“Today I'm very proud of myself, because I've accomplished something that no one else has been able to accomplish," Trump said, according to NBC News. "I want to look at it, but I hope it's true. ... But he should have done it a long time ago."
Trump suggested to the media that experts would need to examine the birth certificate to verify its authenticity.
In his remarks at the White House, the president never explicitly referenced the real-estate mogul, who has been on a media crusade in recent weeks reviving the supposed issue over the president’s origins, but when Obama said the nation’s problems were too critical for the American people and the media to be “distracted by sideshows and carnival barkers” there was little doubt whom he meant.
Also jumping in the fray: Sarah Palin, who tweeted, “Media, admit it. Trump forced the issue.”
The White House chose the day that Trump made his most public exploration yet of a possible presidential run, as he was scheduled to meet with supporters and donors in New Hampshire throughout the day.
The chairman of the Republican National Committee, Reince Priebus, called the issue ”a distraction.”
“Our economy is strained from out-of-control deficits, debt, and unsustainable entitlements,” Priebus said. “The president ought to spend his time getting serious about repairing our economy, working with Republicans and focusing on the long-term sustainability of Medicare, Medicaid, and Social Security.”
The distractions may not end, however. Obama conceded in his White House remarks that the matter was unlikely to be put to rest completely.
And next up for Trump? He told the Associated Press earlier this week that he wants to probe the president's education background. Obama attended Occidental College in Los Angeles before moving on to Columbia University and then Harvard Law School.

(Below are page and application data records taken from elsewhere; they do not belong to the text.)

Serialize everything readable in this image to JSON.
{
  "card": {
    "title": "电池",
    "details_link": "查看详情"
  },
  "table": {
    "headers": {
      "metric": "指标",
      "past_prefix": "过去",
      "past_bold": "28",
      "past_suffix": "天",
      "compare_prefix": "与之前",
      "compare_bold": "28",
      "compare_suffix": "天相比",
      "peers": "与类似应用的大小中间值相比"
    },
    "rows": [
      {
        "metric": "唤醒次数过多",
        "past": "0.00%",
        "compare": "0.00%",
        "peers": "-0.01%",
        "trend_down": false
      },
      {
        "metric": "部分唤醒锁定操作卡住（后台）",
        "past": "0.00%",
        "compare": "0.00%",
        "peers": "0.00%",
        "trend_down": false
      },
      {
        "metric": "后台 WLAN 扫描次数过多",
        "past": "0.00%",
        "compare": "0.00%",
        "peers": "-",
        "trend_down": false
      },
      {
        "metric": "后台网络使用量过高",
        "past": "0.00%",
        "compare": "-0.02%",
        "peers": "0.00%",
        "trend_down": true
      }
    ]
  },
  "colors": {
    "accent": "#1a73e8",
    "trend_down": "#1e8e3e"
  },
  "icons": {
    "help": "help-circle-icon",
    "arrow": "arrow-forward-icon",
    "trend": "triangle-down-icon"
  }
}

"I heard he was a terrible student, terrible. How does a bad student go to Columbia and then to Harvard?" Trump said. "I'm thinking about it, I'm certainly looking into it. Let him show his records."